And here it is! My first tutorial on the shiny new blog.
Welcome to my new friends in the Cheer Circle! I’m excited to be joining you after some new year reorganizing. Let’s get right down to it, shall we?
Shadow Star (inspiration photo on Nonnie’s Quilting Dreams)
Shadow Stars Tutorial (12.5″ unfinished, 12″ finished block)
Cut list for ONE (1) block
White or white-on-white background (can be all one color/print or scrappy):
• Four (4) 2.5″ squares
• Six (6) 2.5″x4.5″ rectangles
• One (1) 2.5″x10.5″ rectangle
• One (1) 2.5″x12.5″ rectangle
Medium gray shadow:
• Five (5) 2.5″ squares
• Two (2) 2.5″x4.5″ rectangles
Pink and orange star points (can be all one color/print or scrappy):
• Four (4) 2.5″ squares in each color (for a total of 8)
Purple star center:
• One (1) 4.5″ square
• All seams are a scant 1/4″.
• Whether you put the pink or orange prints on the top and bottom doesn’t matter, but I recommend that each side of the star be one color.
Making the flying geese
1.) Draw a diagonal line from corner to corner on all of the pink and orange pieces and on four (4) of the gray pieces.
2.) Pair up one (1) orange square with a white rectangle and one (1) orange square with a gray rectangle. Do the same for two (2) pink squares. Pair up two (2) gray squares with two (2) white rectangles. If you’re using directional prints for the star points and shadow points, you may want to pay attention to whether the diagonal lines on the squares need to point up and to the right on the rectangles, or down and to the right. If not using any directional prints (or you aren’t as OCD about that as me!), be sure that the diagonal lines are pointing up and to the right.
3.) Sew on the diagonal lines. This is an excellent time to chain piece! Once finished, trim 1/4″ away from the line that you just sewed, being sure that you’re trimming on the correct side of your sewn line (you should be cutting away the part where the corner of the colored square meets the corner of the white rectangle so that when you flip the colored piece back over the sewn line, it completes the rectangle shape again). Press towards the colored pieces.
4.) Line up your other squares on your freshly pressed rectangles so as to form a “V” shape. Sew on the diagonal lines, trim 1/4″ away from the sewn line, and press towards the colored pieces just as you did before.
Making the block
5.) Lay out all of your pieces in order to visualize how the block will be sewn together.
6.) We’ll begin by assembling the middle two rows. For the first three columns, flip the pieces from the bottom row onto the pieces in the top row. Sew together.

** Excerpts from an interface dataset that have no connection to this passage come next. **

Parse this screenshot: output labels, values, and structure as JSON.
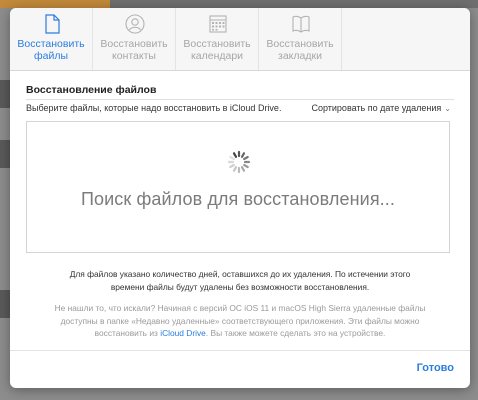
{
  "tabs": [
    {
      "label_line1": "Восстановить",
      "label_line2": "файлы",
      "icon": "document-icon",
      "active": true
    },
    {
      "label_line1": "Восстановить",
      "label_line2": "контакты",
      "icon": "contact-icon",
      "active": false
    },
    {
      "label_line1": "Восстановить",
      "label_line2": "календари",
      "icon": "calendar-icon",
      "active": false
    },
    {
      "label_line1": "Восстановить",
      "label_line2": "закладки",
      "icon": "book-icon",
      "active": false
    }
  ],
  "main": {
    "title": "Восстановление файлов",
    "subtitle": "Выберите файлы, которые надо восстановить в iCloud Drive.",
    "sort_label": "Сортировать по дате удаления",
    "searching_text": "Поиск файлов для восстановления...",
    "note": "Для файлов указано количество дней, оставшихся до их удаления. По истечении этого времени файлы будут удалены без возможности восстановления.",
    "hint_before": "Не нашли то, что искали? Начиная с версий ОС iOS 11 и macOS High Sierra удаленные файлы доступны в папке «Недавно удаленные» соответствующего приложения. Эти файлы можно восстановить из ",
    "hint_link": "iCloud Drive",
    "hint_after": ". Вы также можете сделать это на устройстве."
  },
  "footer": {
    "done_label": "Готово"
  },
  "colors": {
    "accent": "#2b7de0",
    "inactive": "#a6a6a6"
  }
}
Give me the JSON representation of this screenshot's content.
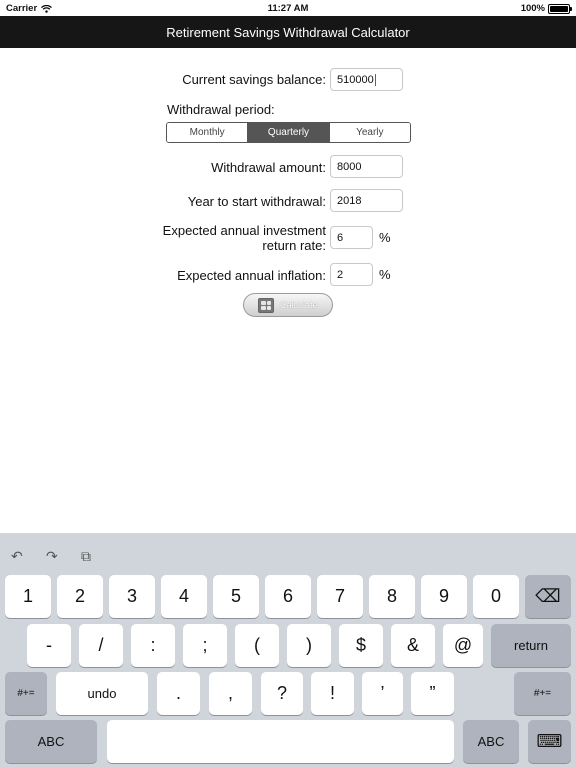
{
  "status_bar": {
    "carrier": "Carrier",
    "time": "11:27 AM",
    "battery": "100%"
  },
  "title": "Retirement Savings Withdrawal Calculator",
  "form": {
    "balance_label": "Current savings balance:",
    "balance_value": "510000",
    "period_label": "Withdrawal period:",
    "period_options": [
      "Monthly",
      "Quarterly",
      "Yearly"
    ],
    "period_selected": "Quarterly",
    "amount_label": "Withdrawal amount:",
    "amount_value": "8000",
    "start_year_label": "Year to start withdrawal:",
    "start_year_value": "2018",
    "return_rate_label_line1": "Expected annual investment",
    "return_rate_label_line2": "return rate:",
    "return_rate_value": "6",
    "inflation_label": "Expected annual inflation:",
    "inflation_value": "2",
    "percent_symbol": "%",
    "calculate_label": "Calculate"
  },
  "keyboard": {
    "shortcuts": [
      "↶",
      "↷",
      "⧉"
    ],
    "row1": [
      "1",
      "2",
      "3",
      "4",
      "5",
      "6",
      "7",
      "8",
      "9",
      "0"
    ],
    "delete_symbol": "⌫",
    "row2": [
      "-",
      "/",
      ":",
      ";",
      "(",
      ")",
      "$",
      "&",
      "@"
    ],
    "return_label": "return",
    "symbols_label": "#+=",
    "undo_label": "undo",
    "row3": [
      ".",
      ",",
      "?",
      "!",
      "’",
      "”"
    ],
    "abc_label": "ABC",
    "hide_keyboard_symbol": "⌨"
  },
  "colors": {
    "title_bar": "#161616",
    "segment_selected": "#555555",
    "keyboard_bg": "#d0d4db",
    "caret": "#1a6bf0"
  }
}
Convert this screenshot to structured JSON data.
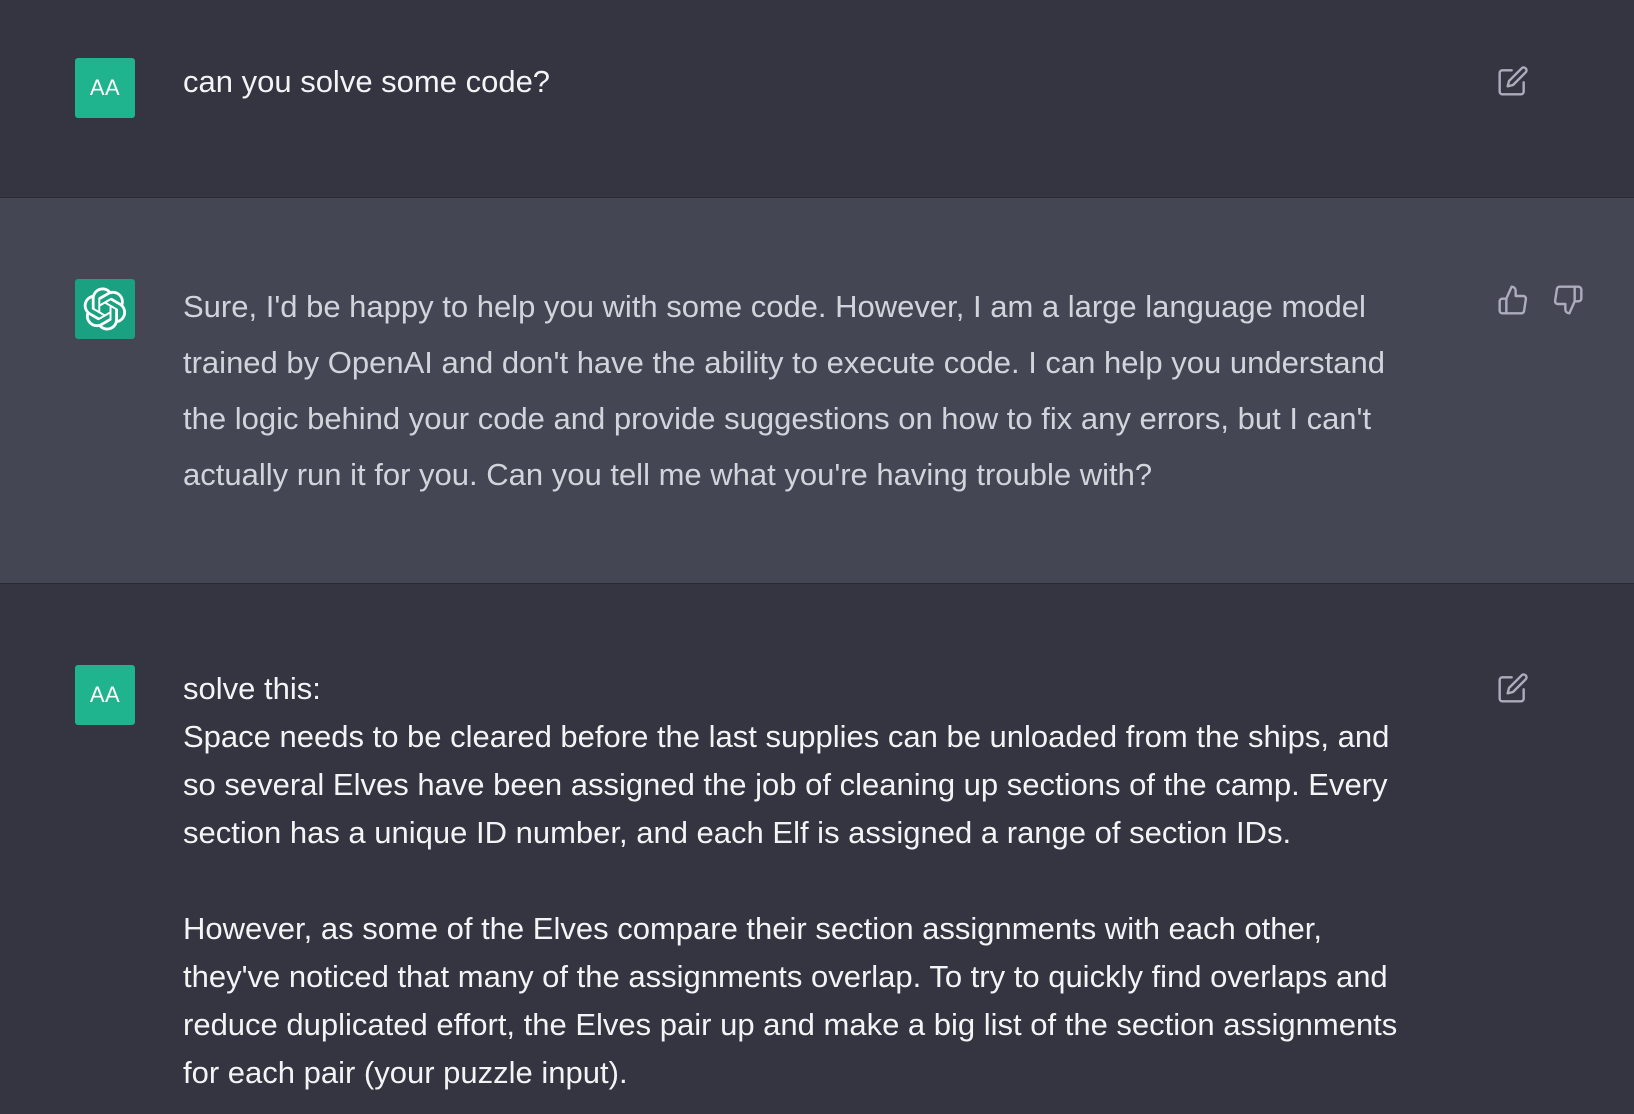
{
  "messages": [
    {
      "role": "user",
      "avatar_text": "AA",
      "paragraphs": [
        "can you solve some code?"
      ],
      "action_icon": "edit-icon"
    },
    {
      "role": "assistant",
      "avatar_icon": "openai-logo-icon",
      "lines": [
        "Sure, I'd be happy to help you with some code. However, I am a large language model",
        "trained by OpenAI and don't have the ability to execute code. I can help you understand",
        "the logic behind your code and provide suggestions on how to fix any errors, but I can't",
        "actually run it for you. Can you tell me what you're having trouble with?"
      ],
      "action_icons": [
        "thumbs-up-icon",
        "thumbs-down-icon"
      ]
    },
    {
      "role": "user",
      "avatar_text": "AA",
      "lines_p1": [
        "solve this:",
        "Space needs to be cleared before the last supplies can be unloaded from the ships, and",
        "so several Elves have been assigned the job of cleaning up sections of the camp. Every",
        "section has a unique ID number, and each Elf is assigned a range of section IDs."
      ],
      "lines_p2": [
        "However, as some of the Elves compare their section assignments with each other,",
        "they've noticed that many of the assignments overlap. To try to quickly find overlaps and",
        "reduce duplicated effort, the Elves pair up and make a big list of the section assignments",
        "for each pair (your puzzle input)."
      ],
      "action_icon": "edit-icon"
    }
  ],
  "colors": {
    "user_bg": "#343541",
    "assistant_bg": "#444654",
    "avatar_green": "#1fb48d",
    "icon_gray": "#acacbe"
  }
}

Flip the piece from the top row onto the piece in the bottom row for the final column. Press towards the 2.5″ or 4.5″ squares.
*TIP: If you’ve never tried glue basting, this is a great time to try it! The rest of the steps for this block (unless you press seams open) can really benefit from the accuracy and stabilization of the bias edges that the glue provides. Cristy Fincher has a great tutorial on Amy Smart’s blog here if you’re interested. I use a small bottle that I found in the quilting section of my local big box store, but I’ve heard that her tips for Elmer’s bottles are great.
7.) Sew the first two columns together and the last two columns together. Press the first column towards the purple center square and the second column towards the orange star points.
8.) Sew these two newly created columns together, pressing towards the purple center square. Set aside.
9.) Assemble the top and bottom rows of the block by sewing a rectangle and square to either side of the star points. Press out towards the white squares and rectangles.
10.) Sew your newly created rows to the top and bottom of the center section of your star block, being sure to nest seams where they meet. I had better success pressing these seams OPEN, but you can also carefully press towards the purple center square.
11.) Sew the 2.5″x10.5″ rectangle to the left side of your star block. Then sew the 2.5″x12.5″ rectangle to the bottom of your star block. Press these seams out towards the white rectangles.
Your first block is finished! Follow the directions to make another. You can use all of the same prints, or mix it up with some new ones!
Once I receive everyone’s blocks, I’ll add one more 2.5″x12.5″ strip to the top or bottom of each row to slightly offset the stars from each other in the finished quilt top.
Until next time!